2Finally, and of immediate interest in the aftermath of the Oklahoma bombing, is the nu- clear agreement signed between Moscow and Tehran. There is no question that this is a direct threat to the national security of the United States. The Rus sians have agreed to pro- vide technology, equipment, and technical advice to a terrorist country with no current nuclear capability. Given this volatile mix, I think it was extremely ill-advised for the President to agree to a summit. I was told the Pres i dent was going for two reasons: to show support for the Russian people on an internationally important day and to talk tough on these three key issues I have raised.

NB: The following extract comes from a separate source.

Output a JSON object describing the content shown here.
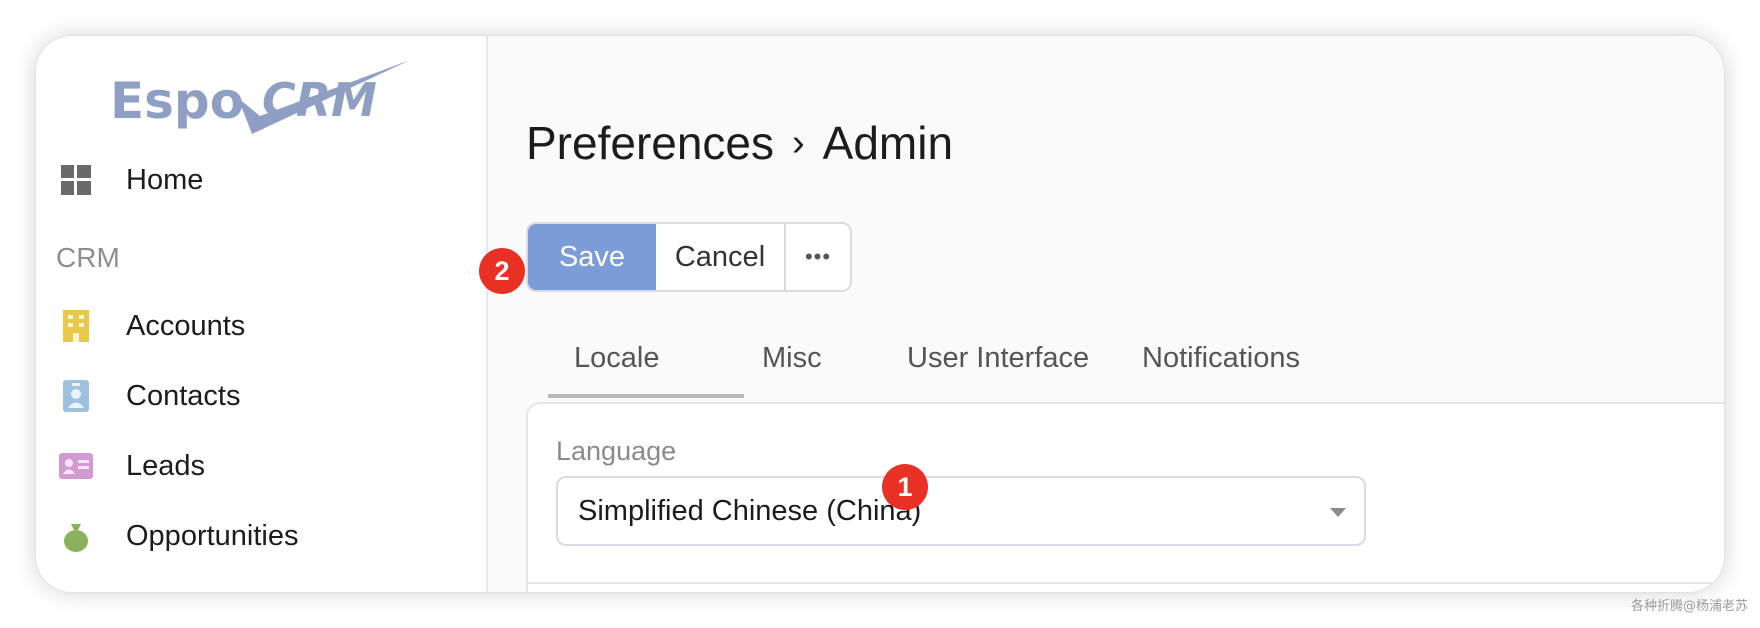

When it comes to tough talk on these issues, let me remind you that in February, Secre- t a ry Christopher said the President would not go to Moscow unless Chechnya was peacefully resolved. The war grinds on, Grozny is in ashes, the civilian death toll continues to mount, but the President is now going to Moscow. In fact, Russian combatants invo l ved in Chechnya will march in the V-E Day parade. I think we squandered what credibility we may have had on this issue by drawing a line, then immediately crossing it. Now, with the decision made, I think it is essential that the President produce results . It is my view that he should return from Moscow with three concrete achievements. First, I would like to see a real cease-fire and progress on a negotiated resolution to Chechnya. Sec- ond, the Russians should sign their individual agreement to participa t e in the Partnership for Peace as an initial step in supporting NATO expansion. And, finally, I expect the nu- clear deal with Iran to be terminated. I understand these are very tough conditions, but I am convinced that equivocation will only invite furth e r hardening of the line in Moscow. For the past two years, we have accom- modated the ebb and flow of the Russian political tide. We have paid a price for our passivity. For our accommodating effort we now see Yeltsin surrounded by reactionary advi- sors, some of whom view foreign investment as a threat and Chechnya as none of the world's business. I continue to believe that facilitating the success of the transformation underway in the New Independent States is one of our nation's top priorities. Today, j u st as in 1993, when we launched one of the largest new assistance initiatives in our nation's history, we still have a vital interest in promoting economic reforms in order to expand our trade and market opportunities. We still have a vital interest in pr o moting democracy, the proven antidote to territorial aggression and ethnic unrest. We still have a vital interest in dismantling the Rus- sian nuclear inventory. Our aid and our policy must be more sharply focused, better designed, and, above all, con- si stent if we are to succeed in meeting the challenges ahead. It will not surprise you to hear me suggest the new majority is eager to take on that task. 4.